“We nevertheless see risks, given the potential reputation damage to the industry, due to Madoff, Galleon and so on,” Steenis said in the report.

Raj Rajaratnam, founder of Galleon Group LLC, was arrested last month in what prosecutors are calling the largest hedge- fund insider-trading ring ever charged.
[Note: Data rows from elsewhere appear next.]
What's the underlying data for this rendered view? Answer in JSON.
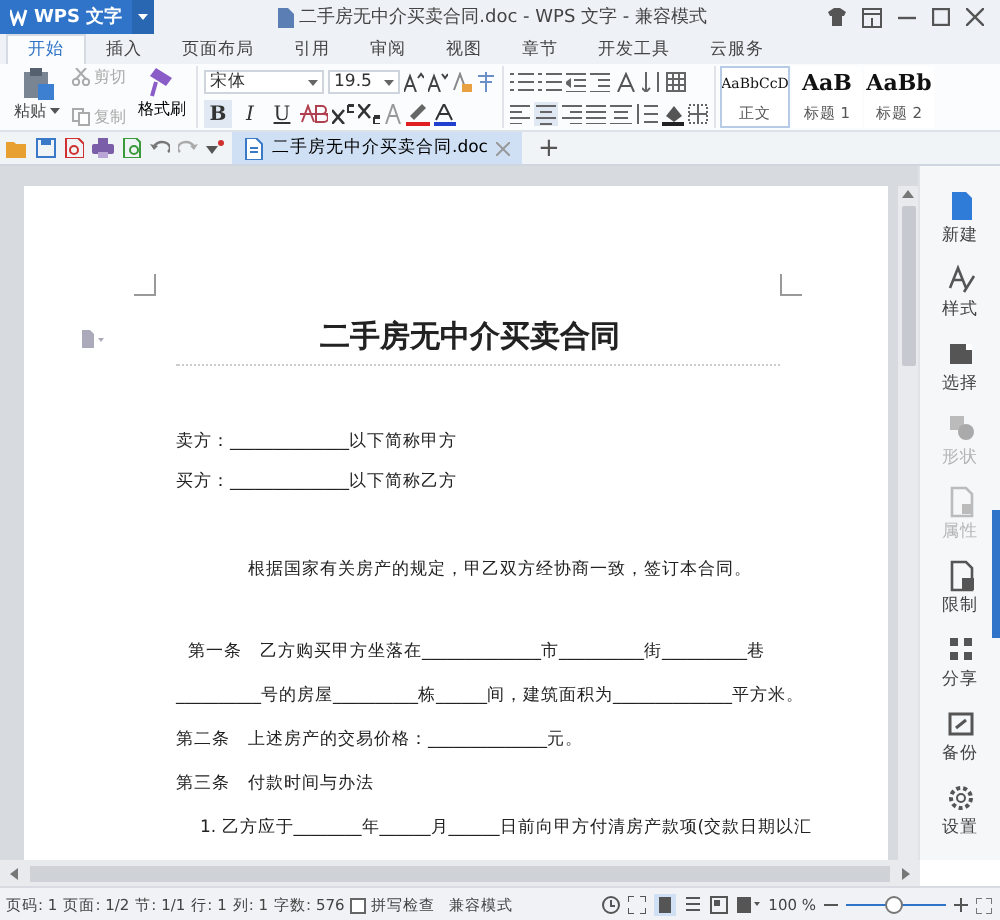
{
  "title_bar": {
    "app_button": "WPS 文字",
    "title": "二手房无中介买卖合同.doc - WPS 文字 - 兼容模式"
  },
  "tabs": [
    {
      "label": "开始",
      "selected": true
    },
    {
      "label": "插入",
      "selected": false
    },
    {
      "label": "页面布局",
      "selected": false
    },
    {
      "label": "引用",
      "selected": false
    },
    {
      "label": "审阅",
      "selected": false
    },
    {
      "label": "视图",
      "selected": false
    },
    {
      "label": "章节",
      "selected": false
    },
    {
      "label": "开发工具",
      "selected": false
    },
    {
      "label": "云服务",
      "selected": false
    }
  ],
  "ribbon": {
    "paste": "粘贴",
    "clipboard_items": [
      {
        "label": "剪切",
        "disabled": true
      },
      {
        "label": "复制",
        "disabled": true
      }
    ],
    "format_painter": "格式刷",
    "font": {
      "name": "宋体",
      "size": "19.5",
      "format_buttons": [
        "B",
        "I",
        "U"
      ]
    },
    "styles": [
      {
        "preview": "AaBbCcD",
        "name": "正文",
        "selected": true
      },
      {
        "preview": "AaB",
        "name": "标题 1",
        "selected": false
      },
      {
        "preview": "AaBb",
        "name": "标题 2",
        "selected": false
      }
    ]
  },
  "document_tabs": [
    {
      "label": "二手房无中介买卖合同.doc",
      "selected": true
    }
  ],
  "new_tab": "+",
  "document": {
    "paragraphs": [
      {
        "kind": "title",
        "text": "二手房无中介买卖合同"
      },
      {
        "kind": "party",
        "text": "卖方：______________以下简称甲方"
      },
      {
        "kind": "party",
        "text": "买方：______________以下简称乙方"
      },
      {
        "kind": "preamble",
        "text": "根据国家有关房产的规定，甲乙双方经协商一致，签订本合同。"
      },
      {
        "kind": "clause",
        "text": "第一条　乙方购买甲方坐落在______________市__________街__________巷"
      },
      {
        "kind": "continuation",
        "text": "__________号的房屋__________栋______间，建筑面积为______________平方米。"
      },
      {
        "kind": "clause",
        "text": "第二条　上述房产的交易价格：______________元。"
      },
      {
        "kind": "clause",
        "text": "第三条　付款时间与办法"
      },
      {
        "kind": "item",
        "text": "1. 乙方应于________年______月______日前向甲方付清房产款项(交款日期以汇"
      }
    ]
  },
  "side_panel": [
    {
      "label": "新建",
      "disabled": false
    },
    {
      "label": "样式",
      "disabled": false
    },
    {
      "label": "选择",
      "disabled": false
    },
    {
      "label": "形状",
      "disabled": true
    },
    {
      "label": "属性",
      "disabled": true
    },
    {
      "label": "限制",
      "disabled": false
    },
    {
      "label": "分享",
      "disabled": false
    },
    {
      "label": "备份",
      "disabled": false
    },
    {
      "label": "设置",
      "disabled": false
    }
  ],
  "status_bar": {
    "items": [
      "页码: 1",
      "页面: 1/2",
      "节: 1/1",
      "行: 1",
      "列: 1",
      "字数: 576"
    ],
    "spell_check": {
      "label": "拼写检查",
      "checked": false
    },
    "mode": "兼容模式",
    "zoom": "100 %",
    "zoom_slider": {
      "level": 0.48
    }
  }
}
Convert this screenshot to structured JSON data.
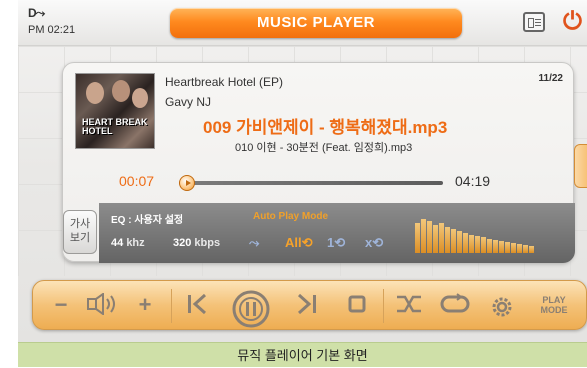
{
  "status": {
    "connection_icon": "D⤳",
    "time": "PM 02:21"
  },
  "header": {
    "title": "MUSIC PLAYER",
    "list_icon": "list-view-icon",
    "power_icon": "power-icon"
  },
  "track": {
    "album_name": "Heartbreak Hotel (EP)",
    "artist": "Gavy NJ",
    "count": "11/22",
    "album_cover_text": "HEART BREAK HOTEL",
    "file_name": "009 가비앤제이 - 행복해졌대.mp3",
    "next_file": "010 이현 - 30분전 (Feat. 임정희).mp3",
    "elapsed": "00:07",
    "duration": "04:19",
    "progress_fraction": 0.03
  },
  "info": {
    "lyrics_label": "가사\n보기",
    "eq": "EQ : 사용자 설정",
    "khz_value": "44",
    "khz_unit": "khz",
    "kbps_value": "320",
    "kbps_unit": "kbps",
    "auto_play_mode": "Auto Play Mode",
    "modes": [
      "⤳",
      "All⟲",
      "1⟲",
      "x⟲"
    ],
    "active_mode": 1
  },
  "controls": {
    "volume_down": "−",
    "volume_up": "+",
    "play_mode_label": "PLAY MODE"
  },
  "caption": "뮤직 플레이어 기본 화면",
  "colors": {
    "accent": "#ee6c16",
    "caption_bg": "#cfe0a8"
  }
}
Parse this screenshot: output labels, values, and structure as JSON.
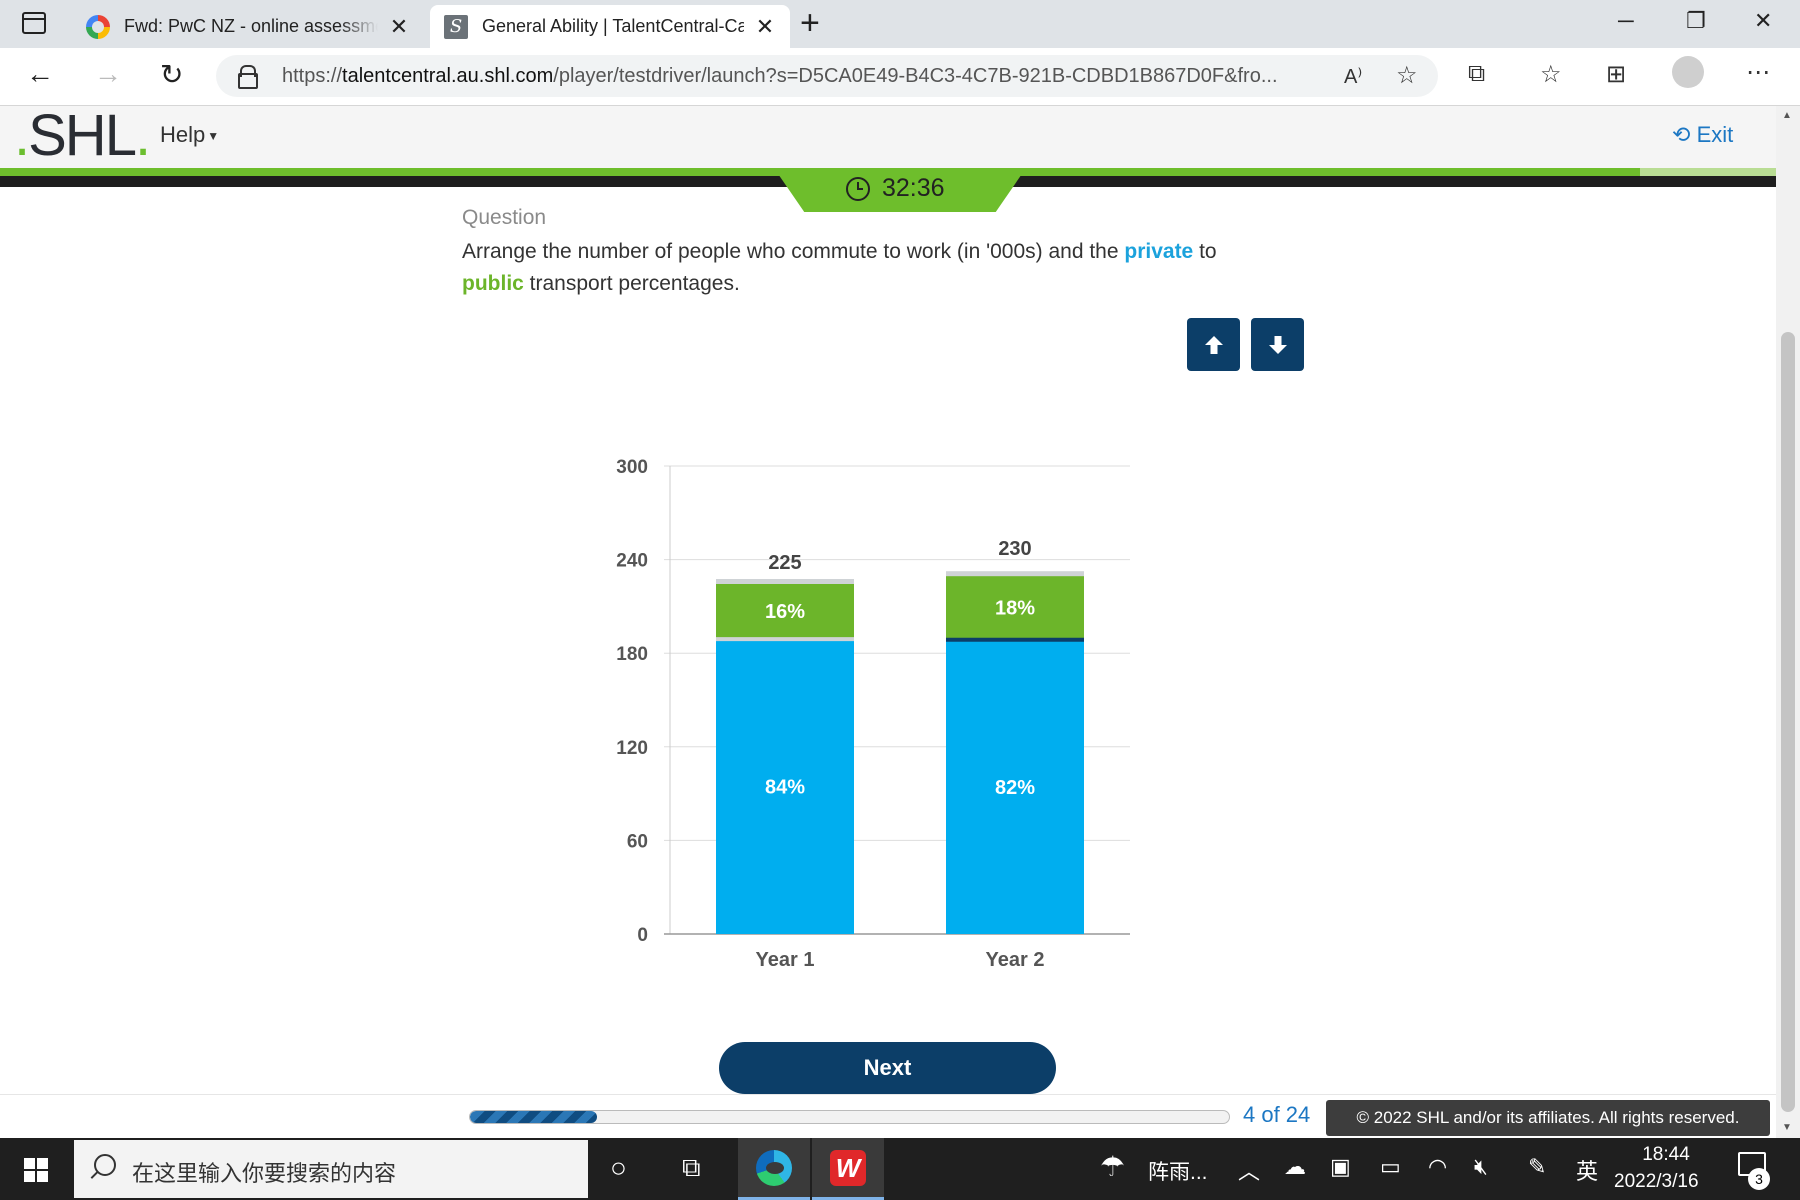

Money manager Bernard Madoff was sentenced in June to 150 years in prison after pleading guilty to running a $65 billion Ponzi scheme.

Prime Brokerages

Revenue from prime brokerages, which provide hedge funds and other clients with services such as stock lending and clearing trades, may rise 15 percent to 20 percent next year, according Morgan Stanley.

As much as 32 percent of the equity revenue generated by Credit Suisse Group AG, Deutsche Bank AG and Barclays Plc during the first half of this year came from their prime-brokerage businesses, Morgan Stanley said.

Hedge-fund strategies based on supply-and-demand research rather than arbitrage bets based on price differences will “matter more” over the next 12 months, Morgan Stanley said.

Funds that will receive more money from investors include macro funds, or those that seek to profit from broad economic trends by trading everything from bonds to commodities; equity funds; and commodity-trading advisers, which use computers to decide when to trade securities, according to the bank.

Morgan Stanley said it was seeing “growing interest” in distressed and emerging-market hedge funds as well as those that trade convertible securities and invest in companies going through events such as mergers and spinoffs.

Hedge funds are mostly private pools of capital whose managers take a share in the profits from speculation on whether the price of assets will rise or fall.

To contact the reporter on this story: Saijel Kishan in New York at skishan@bloomberg.net;